June was an incredibly busy month. Long hours at work coupled with moving one weekend then helping my sister move the next as well as no internet connection for well over a week has meant no access to the Blog and last ditch efforts at an internet connection at the local library and visiting our old place. At the end of all the kerfuffle, we are happy to announce Colliwat Farm is now semi-rural on a 2.5 acre block about 30 mins south of Brisbane. The chooks and cat survived the move intact and were surprisingly not too stressed. The new chook pen is not all that secure; however, and I'm greeted each day at the front door by a cheeky Hopscotch looking at me endearingly. It seems she's now taught the others her escape route too as I found three of them out and about scratching around in the garden on several occasions. Luckily there's nothing too precious in the gardens at this stage that I'm worried about losing to beak or claw.

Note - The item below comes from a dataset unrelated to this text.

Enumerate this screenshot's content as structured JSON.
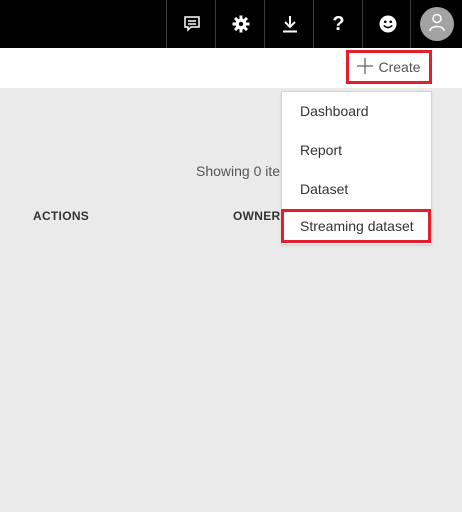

It's been continuously raining for the last 4 or 5 days (the washing is still on the line!) which has meant not much can be done outside. We've been disappointed to find the downpipes are not delivering the rainwater to the water tanks with only a very marginal increase in the level despite half an inch of rain in the last 24 hours. We've devised a new route which will involve some replumbing of downpipes but will hopefully mean more rain in the tank so we don't have to rely on trickle feed.

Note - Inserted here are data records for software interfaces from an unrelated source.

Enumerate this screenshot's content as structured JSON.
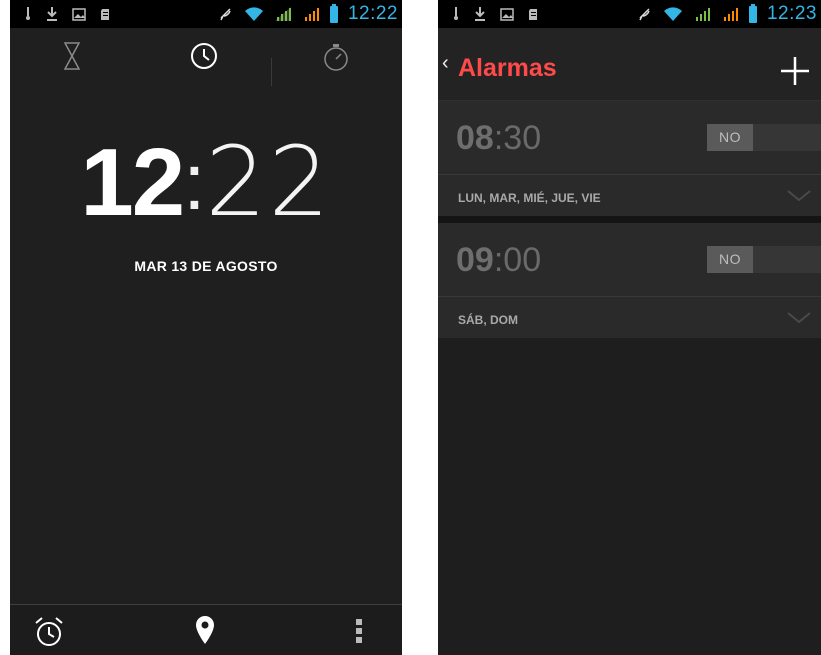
{
  "clock_screen": {
    "status_bar": {
      "time": "12:22"
    },
    "tabs": [
      {
        "name": "timer",
        "icon": "hourglass-icon"
      },
      {
        "name": "clock",
        "icon": "clock-icon",
        "active": true
      },
      {
        "name": "stopwatch",
        "icon": "stopwatch-icon"
      }
    ],
    "clock": {
      "hours": "12",
      "separator": ":",
      "minutes": "22"
    },
    "date": "MAR 13 DE AGOSTO",
    "bottom_bar": [
      "alarm-clock-icon",
      "location-pin-icon",
      "overflow-menu-icon"
    ]
  },
  "alarms_screen": {
    "status_bar": {
      "time": "12:23"
    },
    "action_bar": {
      "back_glyph": "‹",
      "title": "Alarmas",
      "add_icon": "plus-icon"
    },
    "alarms": [
      {
        "hours": "08",
        "separator": ":",
        "minutes": "30",
        "toggle_label": "NO",
        "days": "LUN, MAR, MIÉ, JUE, VIE"
      },
      {
        "hours": "09",
        "separator": ":",
        "minutes": "00",
        "toggle_label": "NO",
        "days": "SÁB, DOM"
      }
    ]
  },
  "colors": {
    "status_accent": "#33b5e5",
    "title_red": "#ff4a4a",
    "background": "#1f1f1f",
    "signal_orange": "#ff8a00"
  }
}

Another water issue has been the pump in one of the grey water tanks. It trips the power for the entire house when we attempt to switch it on. Hubby persevered and managed to get it working intermittently and long enough to eventually drain most of the tank. The pump it still not working properly and looks like we'll need a new one.

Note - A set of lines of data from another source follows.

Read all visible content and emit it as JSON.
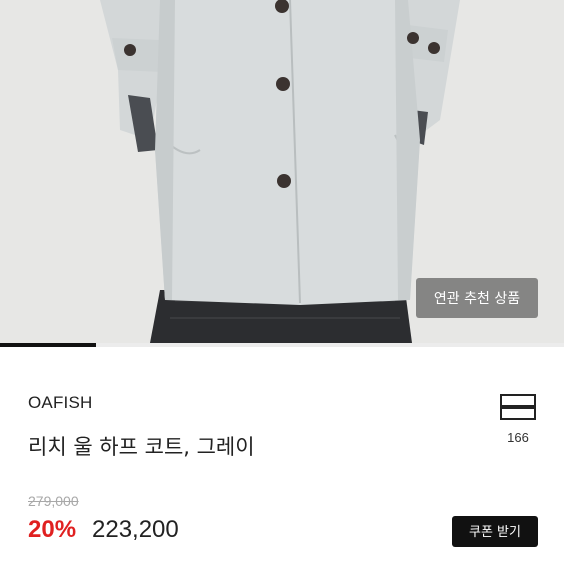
{
  "product": {
    "brand": "OAFISH",
    "title": "리치 울 하프 코트, 그레이",
    "original_price": "279,000",
    "discount_rate": "20%",
    "sale_price": "223,200",
    "wish_count": "166"
  },
  "gallery": {
    "related_button_label": "연관 추천 상품",
    "progress_fraction": 0.17,
    "image_description": "model wearing light gray wool half coat with dark buttons, hands in pockets"
  },
  "actions": {
    "coupon_label": "쿠폰 받기"
  },
  "colors": {
    "accent_discount": "#e02020",
    "button_dark": "#111111",
    "coat": "#d7dbdc"
  },
  "icons": {
    "wishlist": "hanger-icon"
  }
}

On the bright side the dam is full and we were able to check out the overflow pipe in action one afternoon. It was nice to listen to the chuckle of running water under and over rocks not far from our front door. We were excited before moving in at the prospect of swamp hens living in the dam. After the move we've found we got much more than we were expecting: not only are there swamp hens but ducks that ski across the surface daily and a resident turtle!
I've been itching to get out in the garden and have been thinking and making plans with all the wet weather forcing restraint and a patient approach. The garden is currently a sparse higgeldy-piggeldy mess of vaguely matching plants. Fortunately the garden beds themselves are laid out well without much need for redesigning. I've been mulling over which plants to keep, which to dig up and feed to the compost and pondering over the overall theme for the garden. In the meantime we have to be content with our left produce from our old place - carrots, pumpkins and soon some peas.
The neighbours have dedicated the rear of their block (next to our house) to land for wildlife so a more native approach to the garden seems appropriate. It's also something I've been wanting to experiment with for a while in terms of aesthetics and edibles. Some edging for the dam is certainly in order to keep the toads out and the frogs in.
Next on the list is to choose a site for the orchard and vegie patch. It's likely the current chicken pen will become the vegie patch once it's been turned over by their little feet; that's if we can get them to stay put! It's a gently sloping, cleared section of soil near the dam that gets a decent amount of sunlight during the day. The soil here is a sticky clay and is fairly water repellent. Before I groaned, I reassured myself that at least it's something I'm familiar with and it can be worked into a beautiful loam with patience and the right materials. Time to get out there and start the compost heap!
I'll try to post some photos as soon as we have an internet connection again.